What is ‘in-store’ for our Supply-Chains?
Wednesday 1st February 2017
‘The customer is always right’ has never been a truer phrase, as today’s consumers reign an increasing amount of power over our internet retailers (e-tailers). Long gone are the days where retailers could simply stock the bare necessities; instead they are now forced to provide seemingly unlimited and unique products with flexible delivery, falling in-line of course with selfishly ceaseless consumer expectations.
It seems that as fast as technology is developing, supply chain processes must also follow suit. Technological advances and consumer behaviour it seems go together, and are part and parcel of the need for more optimised Supply-Chains.
The fast-paced development of smart-devices and e-commerce has had a dramatic impact on the supply chain, and will foreseeably continue to do so. Today’s consumers seem to possess an insatiable desire for speed, convenience, and choice, which in turn has metamorphised into the hastened development of bigger and better supply chain processes, to enable retailers to readily deliver upon their increasing promises to consumers.
In this Supply-Chain survival of the fittest, A ‘Prime’ example of e-tailer adaptation to environment was introduced in 2005. A proposed new supply chain process; a way to facilitate delivery around the consumer’s needs, as opposed to solely the needs of the business. From the utopian vision of a future of timely-executed fast, and free super-saver delivery, ‘Amazon Prime’ was born.
Placing significantly more pressure on the Supply-Chain process, the priority it seems for Amazon and many other e-retailers, is to now focus less on their business’s needs and profitability, and more on their need to meet consumer demands, at seemingly, any cost.
Today, manufacturers are being forced to re-evaluate their chosen logistics processes to retain their competitive edge; seeking the right partner to help them implement best practice processes. Amazon found that they’re able to offer their Prime service; as increased sales consequentially allow them to provide significantly lower cost, fast-shipping.
With services, such as Amazon Prime significantly enhancing customer experience, and their future plans to offer a frightfully fast 13-minute click-to-drone delivery; some may ask whether retailers cleverly been cuckolded into nurturing and encouraging ever-greater consumer demands for immediacy.
Always one step ahead, Amazon has further familiarised themselves with the ever-changing face of e-commerce and Supply-Chain processes, and successfully launched their first air delivery in December 2016; questioning whether future autonomous aerial delivery could be a viable business option in the near future.

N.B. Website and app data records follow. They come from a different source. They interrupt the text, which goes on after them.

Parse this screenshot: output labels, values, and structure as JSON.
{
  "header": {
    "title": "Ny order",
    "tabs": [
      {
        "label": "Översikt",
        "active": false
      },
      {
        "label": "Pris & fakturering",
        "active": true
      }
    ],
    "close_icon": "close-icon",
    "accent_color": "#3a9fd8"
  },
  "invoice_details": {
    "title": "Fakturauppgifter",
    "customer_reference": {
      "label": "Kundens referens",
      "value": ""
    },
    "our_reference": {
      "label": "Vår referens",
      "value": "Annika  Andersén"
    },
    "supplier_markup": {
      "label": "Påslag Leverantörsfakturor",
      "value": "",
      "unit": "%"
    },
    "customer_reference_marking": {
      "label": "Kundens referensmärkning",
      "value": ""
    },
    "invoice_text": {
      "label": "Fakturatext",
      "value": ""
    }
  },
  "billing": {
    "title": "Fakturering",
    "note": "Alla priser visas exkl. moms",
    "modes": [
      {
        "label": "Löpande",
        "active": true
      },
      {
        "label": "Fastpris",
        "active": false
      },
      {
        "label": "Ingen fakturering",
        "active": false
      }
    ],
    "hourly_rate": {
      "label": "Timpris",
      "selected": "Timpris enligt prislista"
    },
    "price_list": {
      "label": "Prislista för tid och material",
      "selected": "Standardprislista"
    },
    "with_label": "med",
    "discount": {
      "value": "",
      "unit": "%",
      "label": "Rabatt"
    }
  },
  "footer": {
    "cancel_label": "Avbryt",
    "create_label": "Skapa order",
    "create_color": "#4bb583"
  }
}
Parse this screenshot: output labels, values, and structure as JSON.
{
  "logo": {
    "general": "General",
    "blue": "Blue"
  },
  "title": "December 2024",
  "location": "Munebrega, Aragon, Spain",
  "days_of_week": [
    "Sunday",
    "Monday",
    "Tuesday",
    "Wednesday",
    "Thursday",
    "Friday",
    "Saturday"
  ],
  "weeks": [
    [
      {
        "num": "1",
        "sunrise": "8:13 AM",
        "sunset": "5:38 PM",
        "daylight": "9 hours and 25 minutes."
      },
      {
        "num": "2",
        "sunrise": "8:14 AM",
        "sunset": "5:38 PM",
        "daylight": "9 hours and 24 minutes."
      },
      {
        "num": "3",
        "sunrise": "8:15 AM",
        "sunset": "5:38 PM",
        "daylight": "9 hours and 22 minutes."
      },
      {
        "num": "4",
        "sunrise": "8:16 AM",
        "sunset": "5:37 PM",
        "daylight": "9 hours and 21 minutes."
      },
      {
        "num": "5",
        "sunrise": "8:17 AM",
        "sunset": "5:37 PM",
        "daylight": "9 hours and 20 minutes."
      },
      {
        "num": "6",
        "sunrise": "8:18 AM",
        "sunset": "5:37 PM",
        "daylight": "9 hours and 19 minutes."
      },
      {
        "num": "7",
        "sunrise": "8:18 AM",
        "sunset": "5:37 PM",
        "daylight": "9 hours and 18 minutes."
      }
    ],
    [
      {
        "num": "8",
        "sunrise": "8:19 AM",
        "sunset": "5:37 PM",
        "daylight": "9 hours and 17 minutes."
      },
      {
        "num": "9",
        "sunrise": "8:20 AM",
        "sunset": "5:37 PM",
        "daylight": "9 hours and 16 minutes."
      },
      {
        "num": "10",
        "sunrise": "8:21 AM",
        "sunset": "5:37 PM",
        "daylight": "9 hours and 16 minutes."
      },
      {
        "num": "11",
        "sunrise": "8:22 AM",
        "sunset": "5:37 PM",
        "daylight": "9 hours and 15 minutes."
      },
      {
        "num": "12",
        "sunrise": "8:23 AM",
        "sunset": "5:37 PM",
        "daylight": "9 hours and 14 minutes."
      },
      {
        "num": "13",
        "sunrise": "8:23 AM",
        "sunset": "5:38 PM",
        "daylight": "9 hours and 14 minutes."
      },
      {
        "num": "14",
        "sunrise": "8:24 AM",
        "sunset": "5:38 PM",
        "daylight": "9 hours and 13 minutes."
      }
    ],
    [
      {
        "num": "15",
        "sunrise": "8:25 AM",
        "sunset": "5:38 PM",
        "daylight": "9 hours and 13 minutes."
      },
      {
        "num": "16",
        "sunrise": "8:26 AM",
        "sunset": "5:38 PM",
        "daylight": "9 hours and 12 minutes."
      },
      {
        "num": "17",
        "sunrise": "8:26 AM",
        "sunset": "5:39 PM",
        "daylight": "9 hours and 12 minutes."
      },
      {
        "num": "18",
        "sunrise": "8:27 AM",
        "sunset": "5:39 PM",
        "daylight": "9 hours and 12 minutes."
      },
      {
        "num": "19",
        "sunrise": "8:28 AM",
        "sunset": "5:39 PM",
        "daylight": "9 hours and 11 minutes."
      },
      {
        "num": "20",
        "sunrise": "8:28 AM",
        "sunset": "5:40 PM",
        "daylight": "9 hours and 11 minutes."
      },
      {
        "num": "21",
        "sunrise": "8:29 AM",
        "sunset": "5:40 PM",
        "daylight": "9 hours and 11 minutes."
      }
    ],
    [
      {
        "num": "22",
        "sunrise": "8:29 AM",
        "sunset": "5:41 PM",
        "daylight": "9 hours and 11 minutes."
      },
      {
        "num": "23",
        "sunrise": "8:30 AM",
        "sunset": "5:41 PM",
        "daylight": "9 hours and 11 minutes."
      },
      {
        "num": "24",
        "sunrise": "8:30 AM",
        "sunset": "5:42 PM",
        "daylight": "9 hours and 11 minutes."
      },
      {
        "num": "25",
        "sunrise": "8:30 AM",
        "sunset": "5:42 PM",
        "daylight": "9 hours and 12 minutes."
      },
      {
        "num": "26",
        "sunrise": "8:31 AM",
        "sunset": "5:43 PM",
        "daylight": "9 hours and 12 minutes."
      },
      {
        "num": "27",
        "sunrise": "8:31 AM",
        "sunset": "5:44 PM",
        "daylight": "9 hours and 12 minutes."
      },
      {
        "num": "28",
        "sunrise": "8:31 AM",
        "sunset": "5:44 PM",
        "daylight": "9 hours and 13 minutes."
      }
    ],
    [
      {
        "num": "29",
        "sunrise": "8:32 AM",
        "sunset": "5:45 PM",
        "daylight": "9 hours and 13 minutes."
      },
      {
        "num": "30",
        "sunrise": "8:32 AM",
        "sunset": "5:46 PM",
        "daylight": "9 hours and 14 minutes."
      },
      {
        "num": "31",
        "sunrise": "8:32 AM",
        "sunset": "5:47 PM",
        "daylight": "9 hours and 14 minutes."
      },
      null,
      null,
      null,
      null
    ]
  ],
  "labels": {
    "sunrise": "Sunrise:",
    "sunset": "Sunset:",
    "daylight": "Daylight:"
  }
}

It appears that retailers may have unwittingly helped to create their own logistical nightmare; where consequentially, being quick and convenient no longer makes you stand-out in the crowd of consumerism.
The convenient era of e-commerce resonates loudly within the increasingly busy lives of so many of today’s consumers. With customer expectations, ever-increasing and technology enabling consumers greater access to information; evolving consumer behaviour is swiftly shaping the demand placed on the supply chain, a trend that will continue in 2017, and for many more years to come.
Without considering how it will be achieved, consumers are now and will continue to demand more and more from e-tailers and the supply chain, including orders without of error, a greater range of available products at the best price, and expect them all to be delivered in record time.
This defiant succession of e-commerce and technology enabling new forms of commerce and retail, imposes a need for larger warehouse stocks and inventories, in turn creating the need for greater control of inventory management and movement of stock. Logistics professionals are now being endlessly encouraged to implement more sustainable and forward-thinking solutions to succeed in the Logistics Industry throughout 2017 and beyond.